What is the effect of a large value on the t-statistic and on hypothesis testing for the estimated standard error?
The larger the variance, the larger the error
What happens to effect size when you change the sample size?
The larger the sample, the smaller the error. NOT TOO MUCH
Pooled Variance
Corrects the bias in the standard error to combine the sample variances into a single value. Obtained by AVERAGING or "pooling" the TWO SAMPLES variances using a procedure that allows the bigger sample to carry more weight in determining the final value.
Is it impossible to compute a t-statistic for a sample that has only one score.
You cannot compute a t-statisitc for a sample size of 1 b/c the t-statisitc uses the sample standard deviation, which requires you to divide the sum of squares by ( n-1), but if n=1, then you would be dividing by zero, which is not allowed
Between- subjects/independent-samples
Uses a separate group of participants for each treatment condition ( or each population). These types of t-test are used to compare groups of participants that are not related in any way. The groups are independent from one another. So, participants in one group have no relationship to participants in the second group BETWEEN
Between -Info
Risk is that the results are biased because the individuals in one sample are systematically different than the individuals in the other sample. Does not cause cause-and-effect
Within- Subjects/Paired Sample-Repeated Measures
the dependent variable is measured two or more rimes for each individual in a singe sample. The same group of subjects is used in all of the treatment conditions. There is no risk that the participants in one treatment are substantially different from the participants in another.
Within- subjects info
These types of test are used to compare groups that are related in some way. There are so many was that participants in two groups can be related. One way is that participants in the second group. THis is sometimes called a repeated measure design .
Within subjects info
A second way is that participants in the second group. For example, a pair of twins could be divided up so one twin participated with the first group and the other twin participated with the second group. A third way is if participants in one group are matched with participants in second group by some attribute. For example, if a participation the first group rates hugh on depression, researches might try to find a participant in the second group that also rates high on depression
What factors are most likely to produce a significant value for an independent t-test
Large samples and small variance
For a paired sample t-test
A larger mean difference increases the likelihood of rejecting the null hypothesis and increases measures of effect size. Larger sample size leads to smaller error
What is a null hypothesis vers a Alternative
Alternative - there is an effect
Type 1 error
when the sample mean FaLLS within a critical region even though the IV did not have an effect ( false positive)
Type 2 error
WHen the sample mean does not fall within the critical region, even though the IV did have an effect (false negative)
What is the difference between a one tailed and two tailed test
Non directional-two tailed ; predicts there will be a difference
Directional-one tailed
predicts there will be no difference
What is the purpose of a random assignment
To distribute the participants characteristic evenly between 2 groups so that neither groups is noticeably smaller, faster, etc than the other. It can be used to control environmental variables
Is it the same as random sampling

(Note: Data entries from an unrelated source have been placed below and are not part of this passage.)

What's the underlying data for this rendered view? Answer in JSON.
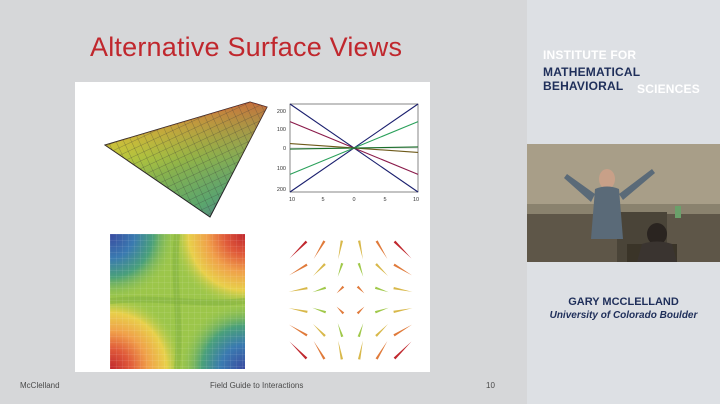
{
  "slide": {
    "title": "Alternative Surface Views",
    "footer_left": "McClelland",
    "footer_center": "Field Guide to Interactions",
    "page_number": "10"
  },
  "line_chart": {
    "y_ticks": [
      "200",
      "100",
      "0",
      "100",
      "200"
    ],
    "x_ticks": [
      "10",
      "5",
      "0",
      "5",
      "10"
    ]
  },
  "chart_data": {
    "type": "line",
    "x": [
      -10,
      10
    ],
    "series": [
      {
        "color": "#1a1f6e",
        "values": [
          -200,
          200
        ]
      },
      {
        "color": "#1a1f6e",
        "values": [
          200,
          -200
        ]
      },
      {
        "color": "#8a1a4a",
        "values": [
          120,
          -120
        ]
      },
      {
        "color": "#2aa05a",
        "values": [
          -120,
          120
        ]
      },
      {
        "color": "#6e5a1a",
        "values": [
          20,
          -20
        ]
      },
      {
        "color": "#1a6e2a",
        "values": [
          -5,
          5
        ]
      }
    ],
    "xlim": [
      -10,
      10
    ],
    "ylim": [
      -200,
      200
    ]
  },
  "sidebar": {
    "institute_line1": "INSTITUTE FOR",
    "institute_line2": "MATHEMATICAL BEHAVIORAL",
    "institute_line3": "SCIENCES",
    "speaker_name": "GARY MCCLELLAND",
    "speaker_affiliation": "University of Colorado Boulder"
  },
  "colors": {
    "title_red": "#c0272d",
    "institute_white": "#ffffff",
    "institute_navy": "#1f2f5a"
  }
}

No. It required that each individual has an equal chance of being selected and that the probability of being selected stays constant from one selection to the next, if more than one individual is selected.
What is the purpose of counterbalancing
THE GOAL IS TO USE EVERY POSSIBLE ORDER OF TREATMENT CONDITION ..Eliminate the potential for confounding by disrupting any systematic effects from factors related to time or the order of treatments; Change the order in which treatments occurs
sequencing effects
are biasing effects that can occur when each participant must participate in each experimental treatment condition
Are sequencing effects that arise from the order in which the treatment are administer. EX; as people complete their participation in their first treatment condition they will become more familiar with the setting and testing process.
Carry over effects
are sequencing effects that occur when the effect of one treatment condition carries over to a second treatment condition. This is participants performance in a later treatment that occurred prior to it.
What is attrition?
Over total number at the beginning
Impactor factor
A measure reflecting the average number of citation to recent articles published in the journal